Every so often, one of my clients will get a promotion to a job where the expectations are so different that it’s not clear to them how they fit in anymore. It’s usually a case where they’re moving from a pretty hands-on, directive leadership role and into a role in which they’re coordinating the work of a number of other leaders. This kind of shift can happen a number of times over a career. As the authors of The Leadership Pipeline point out, the first time is usually when the leader moves from manager to manager of managers. Further up the chain, the transition from business manager to managing a group of businesses is another.
If you’re a leader going through this kind of change, it can feel like you’re betwixt and between. It seems like the people both above and below you are making most of the day to day calls so how do you add value?
As I discuss in The Next Level, I suggest you start by asking yourself this question:
What is it, given the role that I’m in and the unique resources and opportunities that come with it, that only I can do?
Every leader needs to come up with their own answer to that question. That said, there are some tips that apply in most of these betwixt and between situations. Here are five of them:
Be the Coach: Resist the urge to jump in and do the work. Spend your energy on coaching your leaders to build their capacity to do what needs to be done. Pay attention to their development and results. Recognize performance. Make changes when necessary.
Be the Bridge: Focus on connecting your group with the larger picture for the organization. Act as a translator and context setter for directives that come from above.
Be the Face: Represent your part of the organization to both internal and external stakeholders. Spend more time listening than talking. Ask open ended questions that help you find out how things are going and where things need to be headed. Share what you learn with your team.
Be the Servant: Serve the people you lead. Run interference for them. Provide air cover. Secure resources when possible and appropriate. Line up key meetings. Support their overall health and well being.
Be the Strategist: Develop and communicate an overall picture and plan for your organization. Involve your leaders in the process. Coach them in developing their own strategies. Make sure the group spends time understanding how the strategies hang together to create the bigger picture. Set expectations that they will support each other’s strategies.

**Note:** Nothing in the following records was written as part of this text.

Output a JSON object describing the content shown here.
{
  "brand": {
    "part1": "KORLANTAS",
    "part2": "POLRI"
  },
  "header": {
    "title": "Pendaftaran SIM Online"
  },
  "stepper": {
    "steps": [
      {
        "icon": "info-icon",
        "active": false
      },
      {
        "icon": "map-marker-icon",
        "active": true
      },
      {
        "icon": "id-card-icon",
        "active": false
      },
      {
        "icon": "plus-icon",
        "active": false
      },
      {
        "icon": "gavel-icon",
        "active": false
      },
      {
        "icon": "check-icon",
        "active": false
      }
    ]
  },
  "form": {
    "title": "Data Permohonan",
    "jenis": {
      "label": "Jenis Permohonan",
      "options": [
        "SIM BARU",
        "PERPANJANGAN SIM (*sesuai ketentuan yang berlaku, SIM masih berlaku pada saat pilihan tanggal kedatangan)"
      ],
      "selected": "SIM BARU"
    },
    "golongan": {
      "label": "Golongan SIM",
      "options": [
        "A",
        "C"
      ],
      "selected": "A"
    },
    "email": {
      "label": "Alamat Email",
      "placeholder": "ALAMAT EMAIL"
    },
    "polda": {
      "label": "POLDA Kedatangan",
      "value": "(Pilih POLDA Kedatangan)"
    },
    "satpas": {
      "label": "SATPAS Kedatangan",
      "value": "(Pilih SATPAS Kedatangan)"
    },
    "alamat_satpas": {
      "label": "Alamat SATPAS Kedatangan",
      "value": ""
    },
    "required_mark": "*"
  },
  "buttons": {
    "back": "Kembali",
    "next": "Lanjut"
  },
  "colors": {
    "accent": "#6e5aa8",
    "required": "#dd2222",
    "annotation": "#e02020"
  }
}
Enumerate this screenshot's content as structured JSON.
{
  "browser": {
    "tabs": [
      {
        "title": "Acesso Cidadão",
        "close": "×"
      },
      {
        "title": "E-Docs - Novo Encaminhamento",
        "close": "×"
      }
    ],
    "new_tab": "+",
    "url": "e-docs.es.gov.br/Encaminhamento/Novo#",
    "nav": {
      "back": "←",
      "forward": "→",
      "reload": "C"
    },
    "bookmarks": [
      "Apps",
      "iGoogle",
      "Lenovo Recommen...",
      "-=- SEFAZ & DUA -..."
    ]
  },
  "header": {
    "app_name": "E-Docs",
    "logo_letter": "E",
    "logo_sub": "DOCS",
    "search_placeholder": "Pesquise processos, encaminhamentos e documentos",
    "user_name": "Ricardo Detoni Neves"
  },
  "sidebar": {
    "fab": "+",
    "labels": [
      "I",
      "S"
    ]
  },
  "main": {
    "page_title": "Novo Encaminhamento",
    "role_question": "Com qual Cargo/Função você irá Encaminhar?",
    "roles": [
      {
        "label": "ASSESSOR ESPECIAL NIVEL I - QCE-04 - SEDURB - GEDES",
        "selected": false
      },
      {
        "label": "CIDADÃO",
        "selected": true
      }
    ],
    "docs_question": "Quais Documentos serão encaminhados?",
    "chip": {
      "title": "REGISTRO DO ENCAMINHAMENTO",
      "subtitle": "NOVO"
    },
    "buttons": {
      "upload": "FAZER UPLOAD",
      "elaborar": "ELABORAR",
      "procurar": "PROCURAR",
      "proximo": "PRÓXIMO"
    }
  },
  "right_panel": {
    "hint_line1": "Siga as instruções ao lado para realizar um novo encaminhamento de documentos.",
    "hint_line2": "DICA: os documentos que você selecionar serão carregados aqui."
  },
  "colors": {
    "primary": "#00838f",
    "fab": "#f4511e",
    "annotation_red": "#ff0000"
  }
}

Based on your experience or observation, what other tips do you have for leaders who find themselves betwixt and between?